Balloon Angioplasty for Budd-Chiari Syndrome

Source: Yang XL, et al. J Am Coll Cardiol 1996;28:1720-1724.

Budd-chiari syndrome (bcs) is an unusual, debilitating disorder due to hepatic venous outflow obstruction caused by a variety of disorders divided into primary and secondary causes. Primary BCS refers to congenital obstruction of the hepatic veins or hepatic portion of the inferior vena cava (IVC), better known as membranous obstruction of the IVC (MOVC). MOVC is the most common cause world wide (33%) and is common in the Orient and South Africa. Echocardiography in patients with the typical signs of portal hypertension and IVC obstruction shows the diagnostic dilation of the IVC and hepatic veins below a suprahepatic caval web. Color Doppler shows stagnant or reversed flow in the portal vein. MRI or venography may be required to detect thrombosis of the IVC, which is an absolute contraindication to percutaneous balloon angioplasty (PTBA) of the membrane. A series of 42 Chinese patients who underwent PTBA for MOVC using the Inoue balloon catheter showed a success rate of 91%. Over an eight-year follow-up, all successful cases improved symptomatically and objectively, and MOVC recurred in only one patient who was treated with PTBA plus a stent. The four acute failures were due to massive pulmonary embolus in one and excessive membrane thickness in the three who were treated surgically.
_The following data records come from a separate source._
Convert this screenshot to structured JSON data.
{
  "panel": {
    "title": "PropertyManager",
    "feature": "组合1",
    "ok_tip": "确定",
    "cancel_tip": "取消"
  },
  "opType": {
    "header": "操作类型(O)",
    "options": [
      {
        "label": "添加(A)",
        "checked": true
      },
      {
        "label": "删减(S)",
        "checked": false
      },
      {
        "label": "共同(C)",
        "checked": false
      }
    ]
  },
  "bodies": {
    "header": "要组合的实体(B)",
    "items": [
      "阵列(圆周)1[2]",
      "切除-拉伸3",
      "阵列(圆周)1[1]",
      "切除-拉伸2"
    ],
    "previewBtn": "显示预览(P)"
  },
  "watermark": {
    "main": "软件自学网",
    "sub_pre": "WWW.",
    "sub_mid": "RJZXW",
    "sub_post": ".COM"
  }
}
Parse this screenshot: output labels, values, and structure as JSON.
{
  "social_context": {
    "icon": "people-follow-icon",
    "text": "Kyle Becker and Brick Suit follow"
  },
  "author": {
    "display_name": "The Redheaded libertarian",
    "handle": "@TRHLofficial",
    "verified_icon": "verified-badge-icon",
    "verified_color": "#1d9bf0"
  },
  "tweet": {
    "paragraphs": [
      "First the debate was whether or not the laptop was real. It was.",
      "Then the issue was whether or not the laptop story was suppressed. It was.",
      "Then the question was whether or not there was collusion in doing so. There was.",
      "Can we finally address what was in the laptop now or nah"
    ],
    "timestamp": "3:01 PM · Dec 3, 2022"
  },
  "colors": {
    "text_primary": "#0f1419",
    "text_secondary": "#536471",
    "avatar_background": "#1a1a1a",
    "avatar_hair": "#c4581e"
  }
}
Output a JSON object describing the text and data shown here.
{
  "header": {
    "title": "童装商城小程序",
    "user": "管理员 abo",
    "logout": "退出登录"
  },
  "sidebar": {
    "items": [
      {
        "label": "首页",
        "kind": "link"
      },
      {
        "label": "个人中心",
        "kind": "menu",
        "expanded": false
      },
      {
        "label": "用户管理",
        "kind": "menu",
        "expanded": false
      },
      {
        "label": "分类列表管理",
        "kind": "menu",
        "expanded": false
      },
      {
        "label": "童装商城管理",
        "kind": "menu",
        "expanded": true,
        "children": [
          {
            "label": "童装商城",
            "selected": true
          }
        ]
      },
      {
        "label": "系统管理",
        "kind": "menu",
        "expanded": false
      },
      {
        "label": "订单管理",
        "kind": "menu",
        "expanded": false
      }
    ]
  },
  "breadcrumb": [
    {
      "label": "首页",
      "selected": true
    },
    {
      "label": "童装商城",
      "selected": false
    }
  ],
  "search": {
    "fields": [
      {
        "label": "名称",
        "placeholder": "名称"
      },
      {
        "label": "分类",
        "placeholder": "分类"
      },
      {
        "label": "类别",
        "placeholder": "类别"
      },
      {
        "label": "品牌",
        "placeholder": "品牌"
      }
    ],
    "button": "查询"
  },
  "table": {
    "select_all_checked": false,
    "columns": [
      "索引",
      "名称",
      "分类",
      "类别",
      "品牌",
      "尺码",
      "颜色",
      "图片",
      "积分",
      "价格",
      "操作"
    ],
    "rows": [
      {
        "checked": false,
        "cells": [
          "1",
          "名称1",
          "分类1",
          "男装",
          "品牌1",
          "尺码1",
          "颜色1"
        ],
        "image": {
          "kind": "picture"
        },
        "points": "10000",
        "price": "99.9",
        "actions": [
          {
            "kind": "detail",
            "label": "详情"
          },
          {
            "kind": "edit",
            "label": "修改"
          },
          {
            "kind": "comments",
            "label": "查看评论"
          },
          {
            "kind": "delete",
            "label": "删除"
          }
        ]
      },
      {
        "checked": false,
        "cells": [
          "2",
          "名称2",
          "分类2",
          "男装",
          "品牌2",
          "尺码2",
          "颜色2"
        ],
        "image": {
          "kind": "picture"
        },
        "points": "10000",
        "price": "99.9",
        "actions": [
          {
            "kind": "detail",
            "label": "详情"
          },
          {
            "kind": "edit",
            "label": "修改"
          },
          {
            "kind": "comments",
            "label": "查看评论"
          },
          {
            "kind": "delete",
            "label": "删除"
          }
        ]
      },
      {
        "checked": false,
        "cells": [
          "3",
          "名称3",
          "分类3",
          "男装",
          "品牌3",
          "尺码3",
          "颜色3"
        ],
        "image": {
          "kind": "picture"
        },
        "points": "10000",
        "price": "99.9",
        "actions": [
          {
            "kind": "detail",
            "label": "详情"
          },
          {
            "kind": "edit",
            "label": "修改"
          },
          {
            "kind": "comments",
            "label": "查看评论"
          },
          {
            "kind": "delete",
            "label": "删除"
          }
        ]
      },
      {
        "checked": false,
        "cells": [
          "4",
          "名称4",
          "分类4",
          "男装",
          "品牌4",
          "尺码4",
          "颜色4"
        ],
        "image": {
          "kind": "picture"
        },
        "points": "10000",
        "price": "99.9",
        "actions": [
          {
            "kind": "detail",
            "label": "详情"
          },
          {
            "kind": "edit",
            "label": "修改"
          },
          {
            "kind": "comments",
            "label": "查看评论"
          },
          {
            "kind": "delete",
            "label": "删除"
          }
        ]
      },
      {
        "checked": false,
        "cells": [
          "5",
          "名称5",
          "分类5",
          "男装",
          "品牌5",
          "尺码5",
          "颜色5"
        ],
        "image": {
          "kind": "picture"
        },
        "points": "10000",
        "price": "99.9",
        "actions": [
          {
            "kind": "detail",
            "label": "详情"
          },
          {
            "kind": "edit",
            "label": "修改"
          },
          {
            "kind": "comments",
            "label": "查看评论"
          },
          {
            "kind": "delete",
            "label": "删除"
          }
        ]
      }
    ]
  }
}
Surgery can be successful, but the technical difficulties of venous repair in this area results in lower five-year survival (60%). Clearly, PTBA using the Inoue balloon catheter is safe and highly effective therapy for BCS due to MOVC.—mhc